Cutting Rhythms: Intuitive Film Editing is also a text, but one conceived and written as a traditional study of editing as practice and art. Karen Pearlman is a former President of the Australian Screen Editors Guild (ASE), a filmmaker with her own production company and a PhD lecturer in Screen Production at Macquarie University near Sydney. One nice extra is the listing of the criteria by which the ASE judges its awards. The book is based on her doctoral thesis, yet is personal and readable. It could be described as theoretical, but that off-putting word might keep away readers and even working editors who will find the book insightful.
The author specializes in making dance films, and develops a way of articulating film editing partly through ideas about dance — in other words, movement. Editing has often been discussed in terms of musical rhythms; Pearlman quotes Martin Scorsese (from an article in the June 1997 Motion Picture Editors Guild Newsletter): “For me, the editor is like a musician, and often a composer.” Pearlman feels that a more apt musical comparison would be a conductor, but the underlying concept is basically the same.

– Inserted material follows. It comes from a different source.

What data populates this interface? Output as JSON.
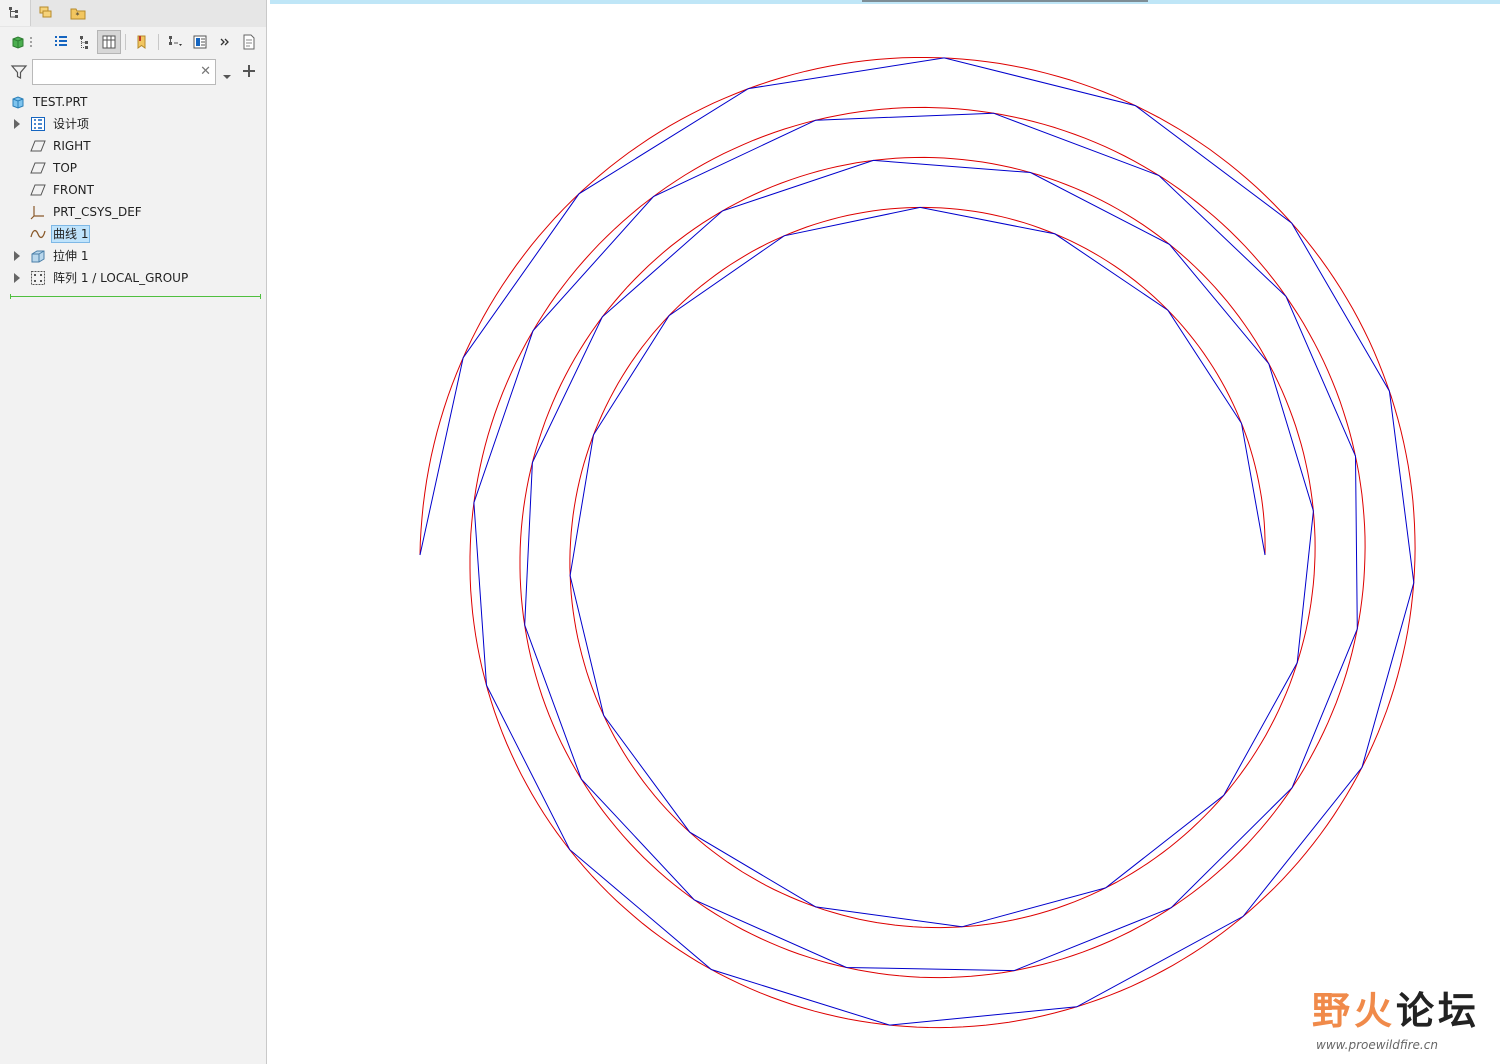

She finds dance a more comprehensive way to explain editing processes and uses research on kinesthesia as an underpinning. Kinesthetic empathy is our own body’s physical history/knowledge of movement, which allows us to imagine what movement feels like when we see or hear the movement of others. It exists partly because of “mirror neurons” in the brain that charge when we engage in physical action and when we simply see that action. In other words, “Neurologically speaking, we participate in the movement of people we see, even if we are sitting still.”

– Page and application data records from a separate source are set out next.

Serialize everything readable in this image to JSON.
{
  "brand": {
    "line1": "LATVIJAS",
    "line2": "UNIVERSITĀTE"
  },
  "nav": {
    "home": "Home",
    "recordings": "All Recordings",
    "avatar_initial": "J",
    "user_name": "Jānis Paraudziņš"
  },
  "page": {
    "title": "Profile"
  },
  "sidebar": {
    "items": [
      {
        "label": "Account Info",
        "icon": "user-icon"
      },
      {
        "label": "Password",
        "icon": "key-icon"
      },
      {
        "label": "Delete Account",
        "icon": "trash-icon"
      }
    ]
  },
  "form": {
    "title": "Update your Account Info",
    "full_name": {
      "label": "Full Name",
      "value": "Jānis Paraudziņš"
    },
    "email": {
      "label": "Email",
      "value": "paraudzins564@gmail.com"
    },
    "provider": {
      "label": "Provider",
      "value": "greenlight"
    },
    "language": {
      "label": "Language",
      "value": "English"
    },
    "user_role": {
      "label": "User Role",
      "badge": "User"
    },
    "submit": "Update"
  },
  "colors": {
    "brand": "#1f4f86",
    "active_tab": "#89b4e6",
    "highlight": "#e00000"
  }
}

Obviously, picture editors do a lot of sitting still while watching movement. Pearlman translates the scientific research on kinesthesia from a discussion of how people watch dance to how people watch on-screen movement. She includes not only the physical movements of people within the frame, but also movement from frame to frame, aiming at the very heart of editing.
Her ideas may be somewhat novel, but Cutting Rhythms provides ample scientific and historical references to support them. In fact, this book almost unintentionally offers a general survey of important writing about screen editing, beginning with Vertov, Eisenstein and Pudovkin through Jean Mitry to Godard and Walter Murch. Pearlman does not take a highbrow approach to their ideas. She contextualizes theory in specific examples (including the usual suspects The Great Train Robbery, Strangers on a Train, Psycho, The Godfather, along with 21st century titles) and with interesting exercises designed to sensitize editors to their own inherent artistry.

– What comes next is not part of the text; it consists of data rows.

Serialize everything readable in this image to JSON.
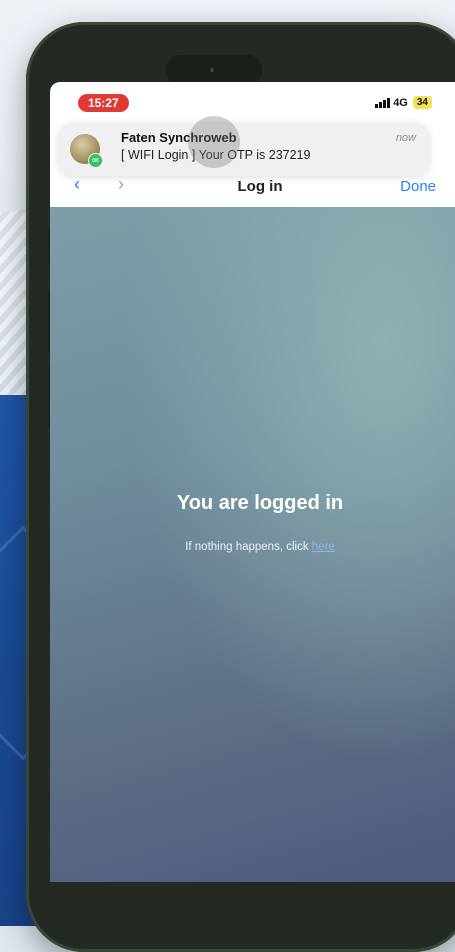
{
  "status_bar": {
    "time": "15:27",
    "network": "4G",
    "battery": "34"
  },
  "notification": {
    "sender": "Faten Synchroweb",
    "message": "[ WIFI Login ] Your OTP is 237219",
    "time": "now",
    "badge_color": "#36c25a"
  },
  "nav": {
    "title": "Log in",
    "done_label": "Done",
    "back_symbol": "‹",
    "forward_symbol": "›"
  },
  "content": {
    "title": "You are logged in",
    "subtitle_prefix": "If nothing happens, click ",
    "link_text": "here"
  },
  "colors": {
    "time_pill": "#e03a35",
    "battery": "#f3e15a",
    "accent": "#2f7ff0"
  }
}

This book is a rare example of film theory put to good practice. There are moments of overkill, specifically the chapter on “Style,” in which Pearlman categorizes films on an axis of collision, linkage, thematic and continuity editing. But she does not advocate spouting theory during the editing flow. Such discussion is for outside the editing room or when a problem seems unsolvable.
Cutting Rhythms is essential reading for those starting out, and offers provocative ideas for experienced hands. The sidebar “Good Editing is Not Invisible” is such an example. “You don’t see the edits, but you do see the editing,” she writes. “I propose that editors stop perpetuating the myth that good editing is invisible. Instead…editors can say, ‘Well, you can see movement can’t you? Editing shapes the movement that you see.’”